Information given -
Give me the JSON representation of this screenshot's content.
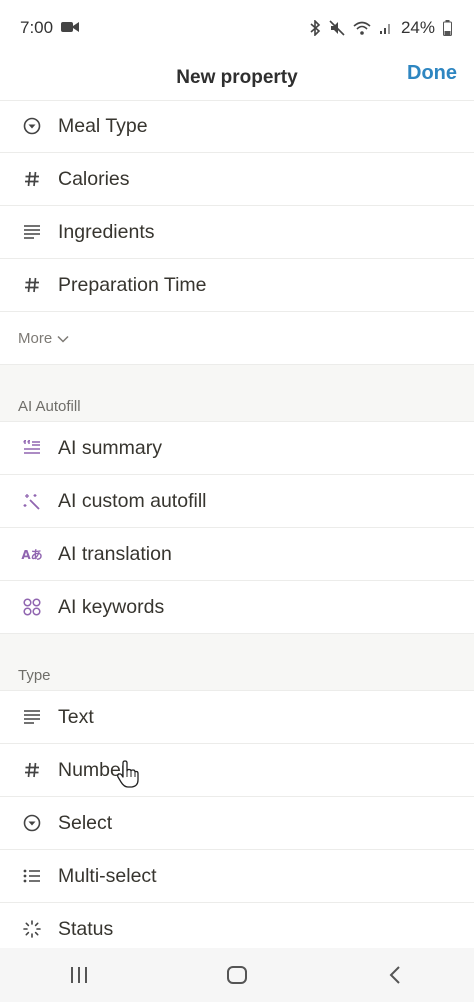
{
  "status": {
    "time": "7:00",
    "battery": "24%"
  },
  "header": {
    "title": "New property",
    "done": "Done"
  },
  "properties": [
    {
      "label": "Meal Type",
      "icon": "select-icon"
    },
    {
      "label": "Calories",
      "icon": "number-icon"
    },
    {
      "label": "Ingredients",
      "icon": "text-icon"
    },
    {
      "label": "Preparation Time",
      "icon": "number-icon"
    }
  ],
  "more_label": "More",
  "ai_section": {
    "title": "AI Autofill",
    "items": [
      {
        "label": "AI summary",
        "icon": "ai-summary-icon"
      },
      {
        "label": "AI custom autofill",
        "icon": "sparkle-wand-icon"
      },
      {
        "label": "AI translation",
        "icon": "translation-icon"
      },
      {
        "label": "AI keywords",
        "icon": "keywords-icon"
      }
    ]
  },
  "type_section": {
    "title": "Type",
    "items": [
      {
        "label": "Text",
        "icon": "text-icon"
      },
      {
        "label": "Number",
        "icon": "number-icon"
      },
      {
        "label": "Select",
        "icon": "select-icon"
      },
      {
        "label": "Multi-select",
        "icon": "multi-select-icon"
      },
      {
        "label": "Status",
        "icon": "status-icon"
      }
    ]
  },
  "translation_icon_text": "Aあ"
}
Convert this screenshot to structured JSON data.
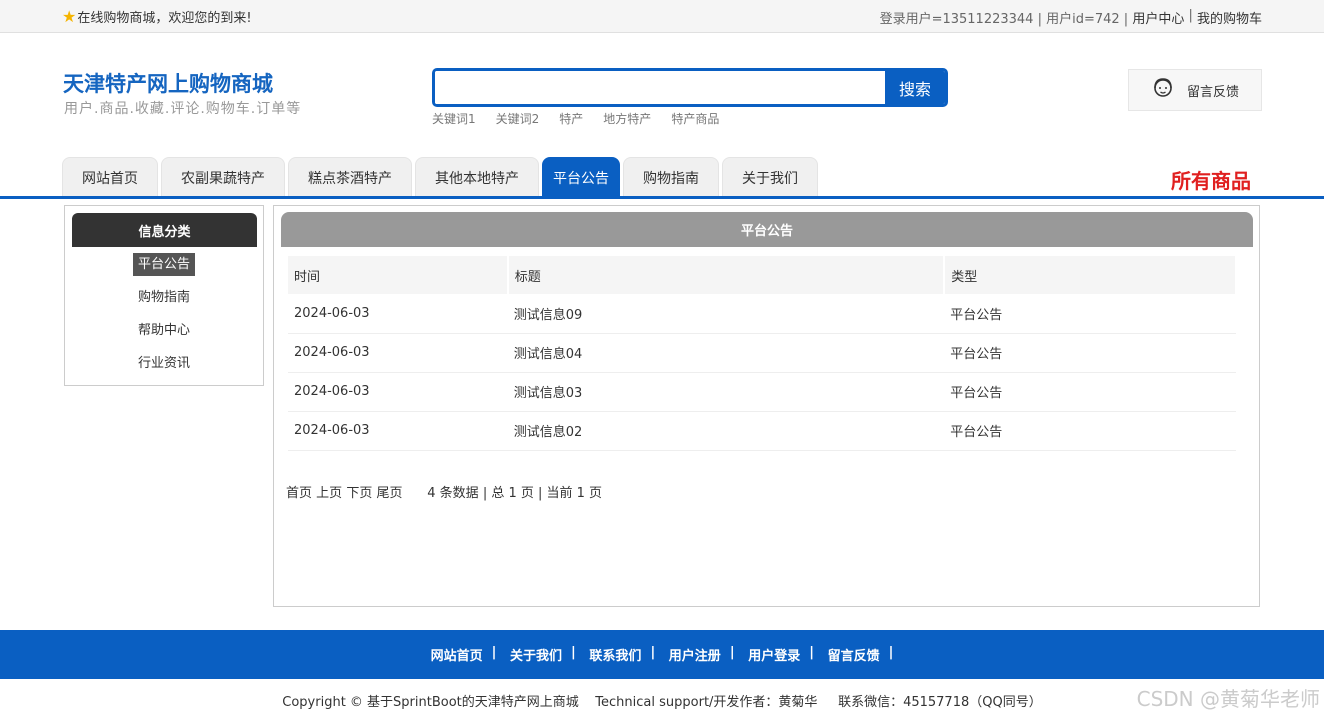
{
  "topbar": {
    "welcome": "在线购物商城，欢迎您的到来!",
    "user_info": "登录用户=13511223344 | 用户id=742 | ",
    "user_center": "用户中心",
    "sep": " | ",
    "cart": "我的购物车"
  },
  "header": {
    "title": "天津特产网上购物商城",
    "subtitle": "用户.商品.收藏.评论.购物车.订单等",
    "search_button": "搜索",
    "search_value": "",
    "hotwords": [
      "关键词1",
      "关键词2",
      "特产",
      "地方特产",
      "特产商品"
    ],
    "feedback": "留言反馈"
  },
  "nav": {
    "tabs": [
      "网站首页",
      "农副果蔬特产",
      "糕点茶酒特产",
      "其他本地特产",
      "平台公告",
      "购物指南",
      "关于我们"
    ],
    "active_index": 4,
    "all_goods": "所有商品"
  },
  "sidebar": {
    "title": "信息分类",
    "items": [
      "平台公告",
      "购物指南",
      "帮助中心",
      "行业资讯"
    ]
  },
  "main": {
    "title": "平台公告",
    "columns": [
      "时间",
      "标题",
      "类型"
    ],
    "rows": [
      [
        "2024-06-03",
        "测试信息09",
        "平台公告"
      ],
      [
        "2024-06-03",
        "测试信息04",
        "平台公告"
      ],
      [
        "2024-06-03",
        "测试信息03",
        "平台公告"
      ],
      [
        "2024-06-03",
        "测试信息02",
        "平台公告"
      ]
    ],
    "pager": {
      "first": "首页",
      "prev": "上页",
      "next": "下页",
      "last": "尾页",
      "summary": "4 条数据 | 总 1 页 | 当前 1 页"
    }
  },
  "footer": {
    "links": [
      "网站首页",
      "关于我们",
      "联系我们",
      "用户注册",
      "用户登录",
      "留言反馈"
    ],
    "copyright": "Copyright © 基于SprintBoot的天津特产网上商城    Technical support/开发作者：黄菊华     联系微信：45157718（QQ同号）"
  },
  "watermark": "CSDN @黄菊华老师",
  "colors": {
    "primary": "#0a5fc2",
    "accent_red": "#e02020"
  }
}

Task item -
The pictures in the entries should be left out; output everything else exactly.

Result below -
Give me the JSON representation of this screenshot's content.
{
  "status": {
    "time": "7:00",
    "battery": "24%"
  },
  "header": {
    "title": "New property",
    "done": "Done"
  },
  "properties": [
    {
      "label": "Meal Type",
      "icon": "select-icon"
    },
    {
      "label": "Calories",
      "icon": "number-icon"
    },
    {
      "label": "Ingredients",
      "icon": "text-icon"
    },
    {
      "label": "Preparation Time",
      "icon": "number-icon"
    }
  ],
  "more_label": "More",
  "ai_section": {
    "title": "AI Autofill",
    "items": [
      {
        "label": "AI summary",
        "icon": "ai-summary-icon"
      },
      {
        "label": "AI custom autofill",
        "icon": "sparkle-wand-icon"
      },
      {
        "label": "AI translation",
        "icon": "translation-icon"
      },
      {
        "label": "AI keywords",
        "icon": "keywords-icon"
      }
    ]
  },
  "type_section": {
    "title": "Type",
    "items": [
      {
        "label": "Text",
        "icon": "text-icon"
      },
      {
        "label": "Number",
        "icon": "number-icon"
      },
      {
        "label": "Select",
        "icon": "select-icon"
      },
      {
        "label": "Multi-select",
        "icon": "multi-select-icon"
      },
      {
        "label": "Status",
        "icon": "status-icon"
      }
    ]
  },
  "translation_icon_text": "Aあ"
}
Convert this screenshot to structured JSON data.
{
  "topbar": {
    "welcome": "在线购物商城，欢迎您的到来!",
    "user_info": "登录用户=13511223344 | 用户id=742 | ",
    "user_center": "用户中心",
    "sep": " | ",
    "cart": "我的购物车"
  },
  "header": {
    "title": "天津特产网上购物商城",
    "subtitle": "用户.商品.收藏.评论.购物车.订单等",
    "search_button": "搜索",
    "search_value": "",
    "hotwords": [
      "关键词1",
      "关键词2",
      "特产",
      "地方特产",
      "特产商品"
    ],
    "feedback": "留言反馈"
  },
  "nav": {
    "tabs": [
      "网站首页",
      "农副果蔬特产",
      "糕点茶酒特产",
      "其他本地特产",
      "平台公告",
      "购物指南",
      "关于我们"
    ],
    "active_index": 4,
    "all_goods": "所有商品"
  },
  "sidebar": {
    "title": "信息分类",
    "items": [
      "平台公告",
      "购物指南",
      "帮助中心",
      "行业资讯"
    ]
  },
  "main": {
    "title": "平台公告",
    "columns": [
      "时间",
      "标题",
      "类型"
    ],
    "rows": [
      [
        "2024-06-03",
        "测试信息09",
        "平台公告"
      ],
      [
        "2024-06-03",
        "测试信息04",
        "平台公告"
      ],
      [
        "2024-06-03",
        "测试信息03",
        "平台公告"
      ],
      [
        "2024-06-03",
        "测试信息02",
        "平台公告"
      ]
    ],
    "pager": {
      "first": "首页",
      "prev": "上页",
      "next": "下页",
      "last": "尾页",
      "summary": "4 条数据 | 总 1 页 | 当前 1 页"
    }
  },
  "footer": {
    "links": [
      "网站首页",
      "关于我们",
      "联系我们",
      "用户注册",
      "用户登录",
      "留言反馈"
    ],
    "copyright": "Copyright © 基于SprintBoot的天津特产网上商城    Technical support/开发作者：黄菊华     联系微信：45157718（QQ同号）"
  },
  "watermark": "CSDN @黄菊华老师",
  "colors": {
    "primary": "#0a5fc2",
    "accent_red": "#e02020"
  }
}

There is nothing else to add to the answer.